There was an elephant who begged us for food. Literally: he was facing us and would open his mouth, and then use his trunk to point to his gaping maw. Had I known that all of the animals were starving and those vendors outside were selling zoo-approved food pellets, I would have bought a case of them. All of the animals appeared to be starving! As it was I had just a few food pellets at my disposal and did my best to lob them into the enclosure. The poor, starving elephant snuffled each morsel up: he didn’t miss a one. Even more disturbing: the other elephant in the enclosure was rocking back and forth and anyone who watches Animal Planet knows that elephants rock when they are in distress.
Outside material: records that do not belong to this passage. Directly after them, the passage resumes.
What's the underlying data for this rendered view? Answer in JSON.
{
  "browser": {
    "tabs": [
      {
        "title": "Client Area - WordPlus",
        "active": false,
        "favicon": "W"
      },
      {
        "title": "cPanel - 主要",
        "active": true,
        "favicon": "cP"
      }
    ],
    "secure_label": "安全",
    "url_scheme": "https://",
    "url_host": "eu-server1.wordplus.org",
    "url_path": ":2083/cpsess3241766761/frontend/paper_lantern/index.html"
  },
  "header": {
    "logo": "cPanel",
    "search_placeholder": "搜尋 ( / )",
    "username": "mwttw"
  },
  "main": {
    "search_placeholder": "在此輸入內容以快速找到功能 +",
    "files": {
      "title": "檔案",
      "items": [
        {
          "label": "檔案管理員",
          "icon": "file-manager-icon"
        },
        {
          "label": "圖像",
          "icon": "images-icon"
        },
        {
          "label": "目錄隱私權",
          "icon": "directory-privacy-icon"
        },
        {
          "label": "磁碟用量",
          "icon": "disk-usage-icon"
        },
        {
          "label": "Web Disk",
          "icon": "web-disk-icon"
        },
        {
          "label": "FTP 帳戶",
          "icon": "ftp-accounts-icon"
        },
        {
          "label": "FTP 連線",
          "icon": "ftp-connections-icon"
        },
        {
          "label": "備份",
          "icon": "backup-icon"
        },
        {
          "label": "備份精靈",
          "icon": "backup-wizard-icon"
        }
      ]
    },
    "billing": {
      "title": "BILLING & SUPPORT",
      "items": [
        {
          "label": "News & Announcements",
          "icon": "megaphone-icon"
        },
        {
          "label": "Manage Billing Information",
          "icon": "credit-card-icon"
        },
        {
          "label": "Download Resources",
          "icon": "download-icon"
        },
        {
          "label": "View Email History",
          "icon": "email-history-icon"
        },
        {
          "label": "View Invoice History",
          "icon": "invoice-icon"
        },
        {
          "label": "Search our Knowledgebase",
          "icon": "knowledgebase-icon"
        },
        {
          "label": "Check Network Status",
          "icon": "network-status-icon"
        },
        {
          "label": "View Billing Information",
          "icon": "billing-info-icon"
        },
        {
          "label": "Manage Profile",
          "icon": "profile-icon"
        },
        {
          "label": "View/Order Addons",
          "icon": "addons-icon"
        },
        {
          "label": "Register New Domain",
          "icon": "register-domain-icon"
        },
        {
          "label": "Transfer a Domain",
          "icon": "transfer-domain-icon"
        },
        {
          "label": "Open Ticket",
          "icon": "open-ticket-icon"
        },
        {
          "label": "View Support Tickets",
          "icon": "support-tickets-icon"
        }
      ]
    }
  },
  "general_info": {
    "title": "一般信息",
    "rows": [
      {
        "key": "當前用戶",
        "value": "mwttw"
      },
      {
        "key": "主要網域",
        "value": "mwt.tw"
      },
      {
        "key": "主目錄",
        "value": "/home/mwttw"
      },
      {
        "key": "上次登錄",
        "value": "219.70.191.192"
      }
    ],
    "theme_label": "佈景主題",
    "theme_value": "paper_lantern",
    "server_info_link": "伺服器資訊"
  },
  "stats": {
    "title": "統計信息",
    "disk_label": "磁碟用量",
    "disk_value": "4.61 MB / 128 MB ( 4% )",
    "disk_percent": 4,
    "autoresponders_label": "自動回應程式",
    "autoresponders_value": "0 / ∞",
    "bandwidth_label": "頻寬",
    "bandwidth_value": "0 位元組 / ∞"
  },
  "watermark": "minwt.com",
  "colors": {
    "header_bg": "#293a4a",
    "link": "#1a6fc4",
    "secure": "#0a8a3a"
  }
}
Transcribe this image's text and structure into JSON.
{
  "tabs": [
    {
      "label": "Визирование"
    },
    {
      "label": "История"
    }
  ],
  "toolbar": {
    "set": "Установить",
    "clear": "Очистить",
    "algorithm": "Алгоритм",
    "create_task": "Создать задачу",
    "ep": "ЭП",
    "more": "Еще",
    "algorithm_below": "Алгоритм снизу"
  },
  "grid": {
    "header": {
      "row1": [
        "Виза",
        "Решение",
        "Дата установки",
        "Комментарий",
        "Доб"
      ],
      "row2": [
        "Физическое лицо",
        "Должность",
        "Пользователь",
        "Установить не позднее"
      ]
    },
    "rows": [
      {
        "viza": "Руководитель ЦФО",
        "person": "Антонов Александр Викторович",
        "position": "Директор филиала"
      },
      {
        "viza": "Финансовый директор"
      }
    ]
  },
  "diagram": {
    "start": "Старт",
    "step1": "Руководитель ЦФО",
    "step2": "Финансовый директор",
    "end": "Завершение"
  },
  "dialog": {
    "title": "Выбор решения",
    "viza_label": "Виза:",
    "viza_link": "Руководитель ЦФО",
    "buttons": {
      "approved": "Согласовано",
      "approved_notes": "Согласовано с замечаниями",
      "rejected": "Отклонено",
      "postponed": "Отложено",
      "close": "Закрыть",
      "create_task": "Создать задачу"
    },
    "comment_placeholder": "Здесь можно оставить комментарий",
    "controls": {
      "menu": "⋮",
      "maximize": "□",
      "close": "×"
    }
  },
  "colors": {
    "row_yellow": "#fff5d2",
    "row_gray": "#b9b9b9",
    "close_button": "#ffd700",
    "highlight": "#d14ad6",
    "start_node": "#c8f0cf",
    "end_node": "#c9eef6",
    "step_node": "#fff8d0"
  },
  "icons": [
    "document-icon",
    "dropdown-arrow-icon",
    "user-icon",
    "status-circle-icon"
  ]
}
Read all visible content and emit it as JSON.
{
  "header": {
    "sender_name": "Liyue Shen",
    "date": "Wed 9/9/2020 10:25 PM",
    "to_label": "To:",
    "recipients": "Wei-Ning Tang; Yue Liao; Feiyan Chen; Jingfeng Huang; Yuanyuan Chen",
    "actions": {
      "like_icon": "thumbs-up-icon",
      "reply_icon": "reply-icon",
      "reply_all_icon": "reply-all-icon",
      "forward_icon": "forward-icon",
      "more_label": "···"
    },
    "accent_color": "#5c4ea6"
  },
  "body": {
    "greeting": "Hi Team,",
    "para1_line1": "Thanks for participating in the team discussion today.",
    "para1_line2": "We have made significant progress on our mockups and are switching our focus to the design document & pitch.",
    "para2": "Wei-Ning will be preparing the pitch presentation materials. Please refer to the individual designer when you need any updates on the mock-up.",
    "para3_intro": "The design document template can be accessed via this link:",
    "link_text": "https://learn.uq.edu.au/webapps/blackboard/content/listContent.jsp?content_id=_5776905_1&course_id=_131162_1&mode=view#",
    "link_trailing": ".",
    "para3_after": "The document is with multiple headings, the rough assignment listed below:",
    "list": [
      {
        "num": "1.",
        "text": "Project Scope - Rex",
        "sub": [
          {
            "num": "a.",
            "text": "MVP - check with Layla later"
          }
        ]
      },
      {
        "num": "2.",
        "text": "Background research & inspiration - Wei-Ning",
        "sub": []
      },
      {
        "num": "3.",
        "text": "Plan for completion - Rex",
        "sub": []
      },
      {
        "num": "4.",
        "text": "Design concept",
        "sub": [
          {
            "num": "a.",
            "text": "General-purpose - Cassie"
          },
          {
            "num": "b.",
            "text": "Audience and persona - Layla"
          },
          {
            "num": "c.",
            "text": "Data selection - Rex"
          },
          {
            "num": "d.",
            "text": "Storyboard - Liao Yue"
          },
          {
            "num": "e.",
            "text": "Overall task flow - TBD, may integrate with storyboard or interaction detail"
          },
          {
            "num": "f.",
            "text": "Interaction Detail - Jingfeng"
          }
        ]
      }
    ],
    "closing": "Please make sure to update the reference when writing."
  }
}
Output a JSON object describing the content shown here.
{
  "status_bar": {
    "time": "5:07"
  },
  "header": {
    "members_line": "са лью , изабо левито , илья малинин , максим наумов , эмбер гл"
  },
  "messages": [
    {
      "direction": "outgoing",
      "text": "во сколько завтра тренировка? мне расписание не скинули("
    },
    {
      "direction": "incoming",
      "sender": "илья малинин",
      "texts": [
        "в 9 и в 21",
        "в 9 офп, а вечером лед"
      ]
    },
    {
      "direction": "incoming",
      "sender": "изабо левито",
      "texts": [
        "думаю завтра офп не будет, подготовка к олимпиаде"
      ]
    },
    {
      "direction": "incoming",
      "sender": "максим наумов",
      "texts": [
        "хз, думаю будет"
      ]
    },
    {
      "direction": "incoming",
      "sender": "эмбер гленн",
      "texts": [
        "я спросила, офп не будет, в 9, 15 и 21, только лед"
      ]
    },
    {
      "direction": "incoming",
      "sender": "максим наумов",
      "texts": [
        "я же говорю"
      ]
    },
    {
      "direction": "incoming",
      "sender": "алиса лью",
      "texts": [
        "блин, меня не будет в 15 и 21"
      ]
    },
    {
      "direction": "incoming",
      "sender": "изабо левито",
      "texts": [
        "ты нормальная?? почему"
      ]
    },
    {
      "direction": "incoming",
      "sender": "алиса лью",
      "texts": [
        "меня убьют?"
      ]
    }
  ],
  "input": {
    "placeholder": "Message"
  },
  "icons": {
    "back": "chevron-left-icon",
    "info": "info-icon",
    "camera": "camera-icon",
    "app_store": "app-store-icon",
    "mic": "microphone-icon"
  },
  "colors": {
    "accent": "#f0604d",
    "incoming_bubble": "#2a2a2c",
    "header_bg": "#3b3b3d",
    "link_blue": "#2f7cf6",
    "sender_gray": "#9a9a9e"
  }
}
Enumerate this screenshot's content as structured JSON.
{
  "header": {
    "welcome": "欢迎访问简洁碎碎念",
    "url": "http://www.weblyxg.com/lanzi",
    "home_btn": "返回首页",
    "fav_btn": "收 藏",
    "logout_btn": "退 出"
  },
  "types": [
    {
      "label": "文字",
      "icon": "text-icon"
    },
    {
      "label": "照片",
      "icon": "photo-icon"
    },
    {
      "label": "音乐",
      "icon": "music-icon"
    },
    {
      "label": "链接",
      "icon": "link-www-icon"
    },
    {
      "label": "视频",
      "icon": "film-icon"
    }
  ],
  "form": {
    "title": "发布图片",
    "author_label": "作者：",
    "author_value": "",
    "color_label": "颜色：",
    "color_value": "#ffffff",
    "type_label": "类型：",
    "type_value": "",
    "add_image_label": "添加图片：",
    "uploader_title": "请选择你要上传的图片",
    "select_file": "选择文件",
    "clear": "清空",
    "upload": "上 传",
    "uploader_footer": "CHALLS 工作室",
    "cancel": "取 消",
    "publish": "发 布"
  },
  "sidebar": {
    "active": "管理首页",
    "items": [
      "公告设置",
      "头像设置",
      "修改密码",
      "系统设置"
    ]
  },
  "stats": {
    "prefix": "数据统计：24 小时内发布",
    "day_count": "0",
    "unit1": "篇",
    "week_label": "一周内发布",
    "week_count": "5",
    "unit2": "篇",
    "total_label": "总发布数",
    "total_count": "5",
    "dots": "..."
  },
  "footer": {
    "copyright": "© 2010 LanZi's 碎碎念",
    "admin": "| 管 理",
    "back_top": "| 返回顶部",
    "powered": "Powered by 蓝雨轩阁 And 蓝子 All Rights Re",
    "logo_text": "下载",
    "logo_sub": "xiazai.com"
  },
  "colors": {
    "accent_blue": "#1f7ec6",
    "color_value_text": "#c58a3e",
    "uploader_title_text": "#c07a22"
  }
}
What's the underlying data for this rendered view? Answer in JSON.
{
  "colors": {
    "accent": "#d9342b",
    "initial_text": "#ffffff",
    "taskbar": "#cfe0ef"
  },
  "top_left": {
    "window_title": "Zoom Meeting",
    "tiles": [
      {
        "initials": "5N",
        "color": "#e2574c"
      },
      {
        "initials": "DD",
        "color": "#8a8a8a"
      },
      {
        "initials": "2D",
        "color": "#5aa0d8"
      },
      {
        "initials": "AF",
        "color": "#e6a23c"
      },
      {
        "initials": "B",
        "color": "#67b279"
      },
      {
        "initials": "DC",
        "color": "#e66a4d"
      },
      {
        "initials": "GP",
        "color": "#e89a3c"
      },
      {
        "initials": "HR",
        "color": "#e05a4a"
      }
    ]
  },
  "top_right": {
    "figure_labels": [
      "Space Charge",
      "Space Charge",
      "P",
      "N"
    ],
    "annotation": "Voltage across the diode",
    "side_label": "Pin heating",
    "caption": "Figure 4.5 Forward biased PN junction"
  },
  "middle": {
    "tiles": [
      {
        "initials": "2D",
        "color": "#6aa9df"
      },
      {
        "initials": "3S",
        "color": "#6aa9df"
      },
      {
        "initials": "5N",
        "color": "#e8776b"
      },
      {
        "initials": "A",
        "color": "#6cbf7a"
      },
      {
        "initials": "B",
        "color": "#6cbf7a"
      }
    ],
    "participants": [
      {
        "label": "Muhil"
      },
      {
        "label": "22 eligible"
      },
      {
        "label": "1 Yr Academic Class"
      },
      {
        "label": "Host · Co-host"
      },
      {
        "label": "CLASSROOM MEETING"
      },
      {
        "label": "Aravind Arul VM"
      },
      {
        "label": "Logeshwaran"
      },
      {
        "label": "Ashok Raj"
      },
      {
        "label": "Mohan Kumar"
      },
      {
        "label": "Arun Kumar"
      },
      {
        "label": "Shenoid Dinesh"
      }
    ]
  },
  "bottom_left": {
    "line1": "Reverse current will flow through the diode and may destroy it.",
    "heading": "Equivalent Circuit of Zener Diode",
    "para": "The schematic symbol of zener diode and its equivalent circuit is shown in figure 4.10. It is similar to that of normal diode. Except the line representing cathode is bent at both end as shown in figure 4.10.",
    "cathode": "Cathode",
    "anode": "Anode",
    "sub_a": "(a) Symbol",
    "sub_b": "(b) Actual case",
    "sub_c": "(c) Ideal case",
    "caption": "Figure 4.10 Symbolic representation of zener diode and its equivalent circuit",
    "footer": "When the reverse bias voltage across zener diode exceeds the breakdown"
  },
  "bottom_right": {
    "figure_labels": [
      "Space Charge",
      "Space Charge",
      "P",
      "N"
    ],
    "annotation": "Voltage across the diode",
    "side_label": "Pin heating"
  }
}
Was he hungry? Thirsty? In pain? Emotionally bereft? All of the above? I couldn’t tell but I’m guessing this was no day at the zoo for him.
The heartbreak continued: the wolf with the broken paw in a dank, damp, dark enclosure. He cringed when we walked up to him and slunk off to hide. I wondered how his paw could have gotten broken – I got my answer later. The Tibetan yak with his pelt matted and burdocked. His enclosure was not even swamped out and the flies buzzed around him madly. The camel with both humps flopped over, and sores on the underside of them where flies nested. We saw that because the poor camel kept dropping to his knees and then laying down with his lips skinned back as though near death. His poor, bruised knees made a horrible ‘thunking’ sound on the concrete and it appeared he was suffering from mange, if camels can actually contract the mange. Then there were giraffes that did not move at all. Their pen looked like the recreation yard in a prison: all that was missing was a basketball hoop. It seemed sadistic that there were brightly painted, smiling giraffes on the wall but the actual giraffes could have done with a dose of counseling to cure their depression.
Two of the saddest exhibits were the big cats and the pandas. The big cats had nothing in their pens: no food, no water, nothing. They lay on the concrete, asleep. King of the Jungle I just didn’t see. More like defamed, dethroned, humiliated and incarcerated king. Heartbreaking. I was full of hope for the panda exhibit though. After all, the panda is the national symbol of China; surely their enclosures would reflect that.
Not so much. Even though pandas are very social animals, they were kept in separate enclosures and couldn’t even see each other. Both pandas were dirty and listless. One was awake and peeling bamboo, the other was asleep on a wooden pallet. I just can’t imagine why…
The last straw was the circus type show. But I’ll write about that in the next post because this one is long (and depressing) enough. I really want to get graphic about this show so that you can see the true horror of it, and why it drove me to tears.
So… make a dash for the bathrooms and meet me at the concession stand. I’ll try to buy some more food pellets so we can feed these poor animals something, OK? Then we’ll go to the show together.